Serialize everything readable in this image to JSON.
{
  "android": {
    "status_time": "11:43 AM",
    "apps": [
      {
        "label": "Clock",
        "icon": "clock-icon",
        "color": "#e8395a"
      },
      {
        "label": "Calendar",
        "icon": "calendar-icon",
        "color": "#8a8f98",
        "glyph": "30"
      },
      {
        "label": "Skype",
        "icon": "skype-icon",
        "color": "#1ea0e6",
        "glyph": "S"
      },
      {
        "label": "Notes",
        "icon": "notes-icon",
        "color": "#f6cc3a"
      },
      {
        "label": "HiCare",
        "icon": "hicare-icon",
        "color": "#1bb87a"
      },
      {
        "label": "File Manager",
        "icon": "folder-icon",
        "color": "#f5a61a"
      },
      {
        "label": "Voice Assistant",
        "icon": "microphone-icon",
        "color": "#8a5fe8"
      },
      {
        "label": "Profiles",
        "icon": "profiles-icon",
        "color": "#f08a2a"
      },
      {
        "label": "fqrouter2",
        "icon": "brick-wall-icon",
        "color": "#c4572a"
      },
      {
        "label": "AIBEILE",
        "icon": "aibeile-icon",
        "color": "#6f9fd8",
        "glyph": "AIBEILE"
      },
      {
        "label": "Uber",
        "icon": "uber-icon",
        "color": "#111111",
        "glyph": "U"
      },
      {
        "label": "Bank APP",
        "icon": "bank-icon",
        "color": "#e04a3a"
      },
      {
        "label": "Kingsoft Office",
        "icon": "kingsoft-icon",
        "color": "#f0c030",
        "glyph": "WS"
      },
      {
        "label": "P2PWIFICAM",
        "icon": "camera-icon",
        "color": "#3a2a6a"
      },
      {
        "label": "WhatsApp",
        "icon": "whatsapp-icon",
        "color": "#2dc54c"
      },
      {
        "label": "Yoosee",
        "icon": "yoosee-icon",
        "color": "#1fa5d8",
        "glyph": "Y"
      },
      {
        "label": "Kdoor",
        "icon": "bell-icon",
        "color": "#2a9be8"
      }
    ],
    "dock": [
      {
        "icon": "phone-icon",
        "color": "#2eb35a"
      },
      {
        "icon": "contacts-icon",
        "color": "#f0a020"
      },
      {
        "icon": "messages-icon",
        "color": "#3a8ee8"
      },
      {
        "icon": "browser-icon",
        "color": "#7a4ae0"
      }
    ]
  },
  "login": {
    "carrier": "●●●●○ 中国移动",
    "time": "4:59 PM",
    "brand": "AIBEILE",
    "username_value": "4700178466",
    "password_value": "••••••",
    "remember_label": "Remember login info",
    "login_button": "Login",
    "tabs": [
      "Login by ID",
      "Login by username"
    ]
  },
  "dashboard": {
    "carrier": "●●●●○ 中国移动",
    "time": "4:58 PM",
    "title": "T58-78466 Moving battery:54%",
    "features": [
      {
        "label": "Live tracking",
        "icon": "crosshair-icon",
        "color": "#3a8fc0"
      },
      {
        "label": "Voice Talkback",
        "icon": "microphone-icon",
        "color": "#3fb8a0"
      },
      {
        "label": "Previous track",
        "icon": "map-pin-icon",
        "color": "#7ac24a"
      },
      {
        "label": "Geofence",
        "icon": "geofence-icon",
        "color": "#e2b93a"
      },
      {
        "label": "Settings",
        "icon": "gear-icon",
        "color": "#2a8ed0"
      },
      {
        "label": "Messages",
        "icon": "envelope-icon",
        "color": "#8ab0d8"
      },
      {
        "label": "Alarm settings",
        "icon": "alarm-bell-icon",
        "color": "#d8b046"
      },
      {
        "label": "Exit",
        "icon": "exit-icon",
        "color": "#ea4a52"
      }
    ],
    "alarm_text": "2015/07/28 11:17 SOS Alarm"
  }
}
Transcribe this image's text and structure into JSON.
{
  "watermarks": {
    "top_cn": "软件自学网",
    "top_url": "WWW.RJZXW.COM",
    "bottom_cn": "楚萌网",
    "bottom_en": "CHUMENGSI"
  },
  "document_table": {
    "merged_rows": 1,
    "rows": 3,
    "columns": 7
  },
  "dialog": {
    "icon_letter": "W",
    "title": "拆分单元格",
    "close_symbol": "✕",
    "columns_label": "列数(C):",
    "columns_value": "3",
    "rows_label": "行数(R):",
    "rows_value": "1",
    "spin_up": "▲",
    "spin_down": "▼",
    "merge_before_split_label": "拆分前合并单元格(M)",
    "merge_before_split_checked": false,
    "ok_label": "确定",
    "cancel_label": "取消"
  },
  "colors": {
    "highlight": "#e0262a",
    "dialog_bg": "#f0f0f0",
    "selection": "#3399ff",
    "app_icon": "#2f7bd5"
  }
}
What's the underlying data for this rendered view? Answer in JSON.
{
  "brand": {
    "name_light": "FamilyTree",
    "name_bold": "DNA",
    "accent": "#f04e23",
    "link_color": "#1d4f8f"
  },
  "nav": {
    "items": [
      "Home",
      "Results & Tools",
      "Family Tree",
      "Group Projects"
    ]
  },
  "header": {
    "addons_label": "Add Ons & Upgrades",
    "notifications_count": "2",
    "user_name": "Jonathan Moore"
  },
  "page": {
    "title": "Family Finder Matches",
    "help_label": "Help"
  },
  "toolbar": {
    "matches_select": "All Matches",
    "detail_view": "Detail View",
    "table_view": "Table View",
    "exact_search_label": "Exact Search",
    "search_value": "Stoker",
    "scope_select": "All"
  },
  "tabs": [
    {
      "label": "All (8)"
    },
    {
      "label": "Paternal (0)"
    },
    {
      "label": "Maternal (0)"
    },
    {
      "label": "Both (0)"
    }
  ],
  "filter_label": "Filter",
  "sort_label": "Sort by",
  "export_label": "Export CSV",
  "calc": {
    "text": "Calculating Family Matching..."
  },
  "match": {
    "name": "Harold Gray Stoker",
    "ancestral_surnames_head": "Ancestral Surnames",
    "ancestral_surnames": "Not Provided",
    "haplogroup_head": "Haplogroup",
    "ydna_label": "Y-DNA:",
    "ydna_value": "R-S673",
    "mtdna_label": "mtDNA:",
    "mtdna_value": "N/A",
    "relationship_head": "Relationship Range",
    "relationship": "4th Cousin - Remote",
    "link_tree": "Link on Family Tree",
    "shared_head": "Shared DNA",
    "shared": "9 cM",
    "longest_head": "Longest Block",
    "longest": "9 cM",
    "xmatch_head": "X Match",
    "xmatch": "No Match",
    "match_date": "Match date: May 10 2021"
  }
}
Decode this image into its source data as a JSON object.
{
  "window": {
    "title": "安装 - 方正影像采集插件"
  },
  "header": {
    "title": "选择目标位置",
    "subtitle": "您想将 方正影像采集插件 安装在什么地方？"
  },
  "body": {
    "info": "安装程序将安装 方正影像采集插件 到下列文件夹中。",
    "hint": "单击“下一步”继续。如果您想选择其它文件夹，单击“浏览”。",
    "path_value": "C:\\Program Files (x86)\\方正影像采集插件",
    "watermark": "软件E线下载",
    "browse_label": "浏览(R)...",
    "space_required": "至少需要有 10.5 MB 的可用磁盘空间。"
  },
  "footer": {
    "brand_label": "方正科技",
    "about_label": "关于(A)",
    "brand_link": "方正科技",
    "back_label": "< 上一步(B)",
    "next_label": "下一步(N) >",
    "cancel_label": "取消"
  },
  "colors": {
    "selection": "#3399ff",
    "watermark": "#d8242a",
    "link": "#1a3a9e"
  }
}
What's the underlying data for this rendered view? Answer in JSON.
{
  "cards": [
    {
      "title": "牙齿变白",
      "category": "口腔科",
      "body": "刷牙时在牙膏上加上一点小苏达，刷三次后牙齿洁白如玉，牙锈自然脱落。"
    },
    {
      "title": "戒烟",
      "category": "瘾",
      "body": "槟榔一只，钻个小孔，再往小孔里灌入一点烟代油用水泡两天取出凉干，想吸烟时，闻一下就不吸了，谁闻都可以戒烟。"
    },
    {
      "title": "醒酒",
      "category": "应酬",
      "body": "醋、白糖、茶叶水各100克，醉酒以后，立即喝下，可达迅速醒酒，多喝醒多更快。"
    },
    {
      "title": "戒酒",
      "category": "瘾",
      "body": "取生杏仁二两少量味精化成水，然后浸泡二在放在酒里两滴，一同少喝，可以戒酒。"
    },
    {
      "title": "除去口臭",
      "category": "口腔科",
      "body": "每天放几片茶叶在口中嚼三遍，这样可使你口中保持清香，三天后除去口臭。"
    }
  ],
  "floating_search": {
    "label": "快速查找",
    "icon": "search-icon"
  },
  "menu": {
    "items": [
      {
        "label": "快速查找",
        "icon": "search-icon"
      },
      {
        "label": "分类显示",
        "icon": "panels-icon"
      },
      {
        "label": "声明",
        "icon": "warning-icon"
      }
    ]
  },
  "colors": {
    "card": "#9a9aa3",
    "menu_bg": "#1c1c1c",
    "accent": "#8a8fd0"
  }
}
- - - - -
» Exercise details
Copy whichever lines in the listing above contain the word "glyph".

» Answer space
        "glyph": "30"
        "glyph": "S"
        "glyph": "AIBEILE"
        "glyph": "U"
        "glyph": "WS"
        "glyph": "Y"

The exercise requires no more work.